Whichever lines of the entries hold the word "icon" should be identified and copied.

◆ ◆ ◆ ◆ ◆

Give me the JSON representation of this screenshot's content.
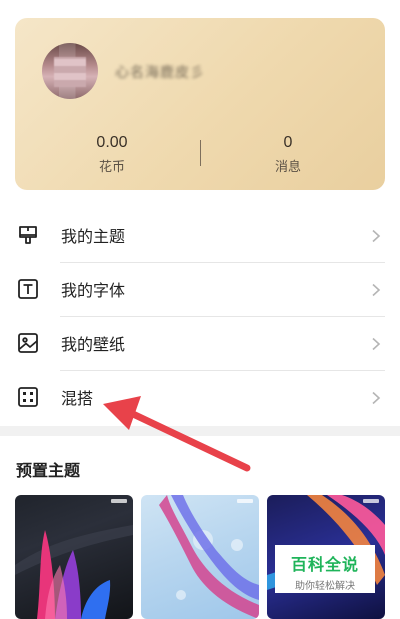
{
  "profile": {
    "username": "心名海鹿皮彡",
    "coins_value": "0.00",
    "coins_label": "花币",
    "messages_value": "0",
    "messages_label": "消息"
  },
  "menu": {
    "items": [
      {
        "label": "我的主题",
        "icon": "paint-brush-icon"
      },
      {
        "label": "我的字体",
        "icon": "font-icon"
      },
      {
        "label": "我的壁纸",
        "icon": "image-icon"
      },
      {
        "label": "混搭",
        "icon": "mix-dice-icon"
      }
    ]
  },
  "preset_section": {
    "title": "预置主题",
    "themes": [
      {
        "name": "theme-dark-ribbon"
      },
      {
        "name": "theme-light-ribbon"
      },
      {
        "name": "theme-blue-ribbon"
      }
    ]
  },
  "watermark": {
    "title": "百科全说",
    "subtitle": "助你轻松解决"
  },
  "colors": {
    "card_gradient_start": "#f5e6c8",
    "card_gradient_end": "#e9cf9f",
    "arrow": "#e8424a",
    "watermark_green": "#1fb45a"
  }
}
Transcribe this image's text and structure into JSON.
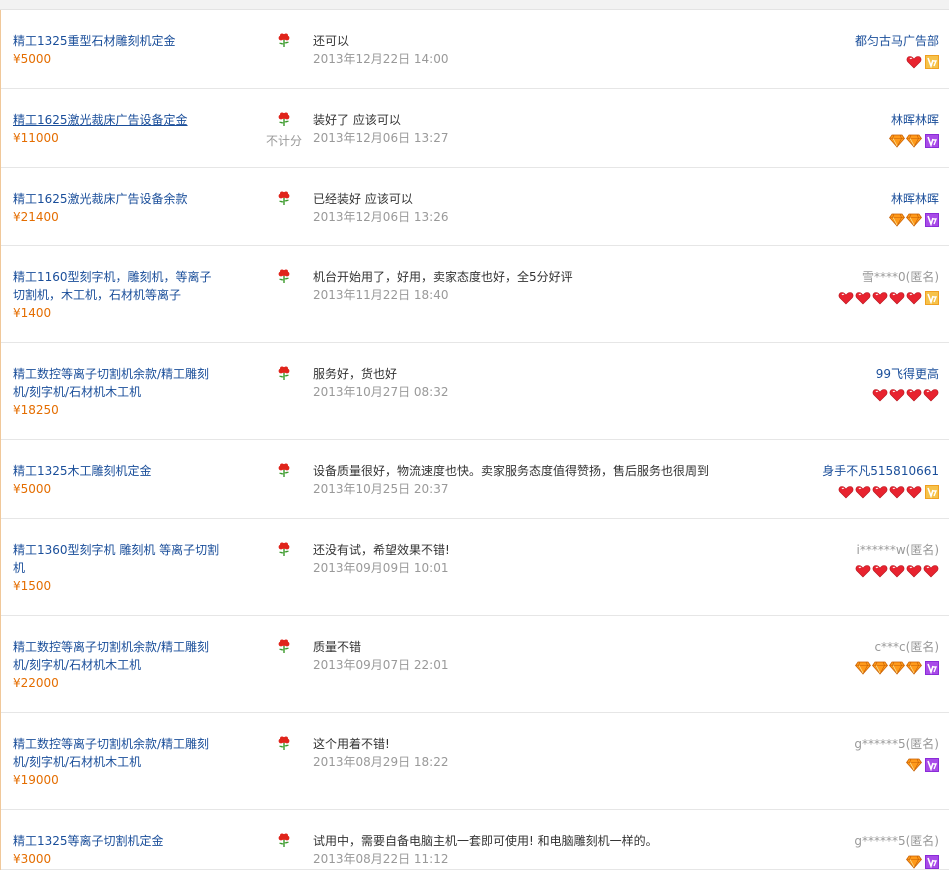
{
  "rows": [
    {
      "title": "精工1325重型石材雕刻机定金",
      "price": "¥5000",
      "comment": "还可以",
      "time": "2013年12月22日 14:00",
      "user": "都匀古马广告部",
      "anon": false,
      "badge": "heart",
      "count": 1,
      "vip": "gold",
      "nocount": "",
      "underline": false
    },
    {
      "title": "精工1625激光裁床广告设备定金",
      "price": "¥11000",
      "comment": "装好了 应该可以",
      "time": "2013年12月06日 13:27",
      "user": "林晖林晖",
      "anon": false,
      "badge": "diamond",
      "count": 2,
      "vip": "purple",
      "nocount": "不计分",
      "underline": true
    },
    {
      "title": "精工1625激光裁床广告设备余款",
      "price": "¥21400",
      "comment": "已经装好 应该可以",
      "time": "2013年12月06日 13:26",
      "user": "林晖林晖",
      "anon": false,
      "badge": "diamond",
      "count": 2,
      "vip": "purple",
      "nocount": "",
      "underline": false
    },
    {
      "title": "精工1160型刻字机，雕刻机，等离子切割机，木工机，石材机等离子",
      "price": "¥1400",
      "comment": "机台开始用了，好用，卖家态度也好，全5分好评",
      "time": "2013年11月22日 18:40",
      "user": "雪****0(匿名)",
      "anon": true,
      "badge": "heart",
      "count": 5,
      "vip": "gold",
      "nocount": "",
      "underline": false
    },
    {
      "title": "精工数控等离子切割机余款/精工雕刻机/刻字机/石材机木工机",
      "price": "¥18250",
      "comment": "服务好，货也好",
      "time": "2013年10月27日 08:32",
      "user": "99飞得更高",
      "anon": false,
      "badge": "heart",
      "count": 4,
      "vip": "none",
      "nocount": "",
      "underline": false
    },
    {
      "title": "精工1325木工雕刻机定金",
      "price": "¥5000",
      "comment": "设备质量很好，物流速度也快。卖家服务态度值得赞扬，售后服务也很周到",
      "time": "2013年10月25日 20:37",
      "user": "身手不凡515810661",
      "anon": false,
      "badge": "heart",
      "count": 5,
      "vip": "gold",
      "nocount": "",
      "underline": false
    },
    {
      "title": "精工1360型刻字机 雕刻机 等离子切割机",
      "price": "¥1500",
      "comment": "还没有试，希望效果不错!",
      "time": "2013年09月09日 10:01",
      "user": "i******w(匿名)",
      "anon": true,
      "badge": "heart",
      "count": 5,
      "vip": "none",
      "nocount": "",
      "underline": false
    },
    {
      "title": "精工数控等离子切割机余款/精工雕刻机/刻字机/石材机木工机",
      "price": "¥22000",
      "comment": "质量不错",
      "time": "2013年09月07日 22:01",
      "user": "c***c(匿名)",
      "anon": true,
      "badge": "diamond",
      "count": 4,
      "vip": "purple",
      "nocount": "",
      "underline": false
    },
    {
      "title": "精工数控等离子切割机余款/精工雕刻机/刻字机/石材机木工机",
      "price": "¥19000",
      "comment": "这个用着不错!",
      "time": "2013年08月29日 18:22",
      "user": "g******5(匿名)",
      "anon": true,
      "badge": "diamond",
      "count": 1,
      "vip": "purple",
      "nocount": "",
      "underline": false
    },
    {
      "title": "精工1325等离子切割机定金",
      "price": "¥3000",
      "comment": "试用中，需要自备电脑主机一套即可使用! 和电脑雕刻机一样的。",
      "time": "2013年08月22日 11:12",
      "user": "g******5(匿名)",
      "anon": true,
      "badge": "diamond",
      "count": 1,
      "vip": "purple",
      "nocount": "",
      "underline": false
    }
  ],
  "colors": {
    "link": "#1a4e9a",
    "price": "#e46d00",
    "muted": "#999999"
  }
}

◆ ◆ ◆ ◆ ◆

_EXERCISE OUTPUT_.
        "icon": "paint-brush-icon"
        "icon": "font-icon"
        "icon": "image-icon"
        "icon": "mix-dice-icon"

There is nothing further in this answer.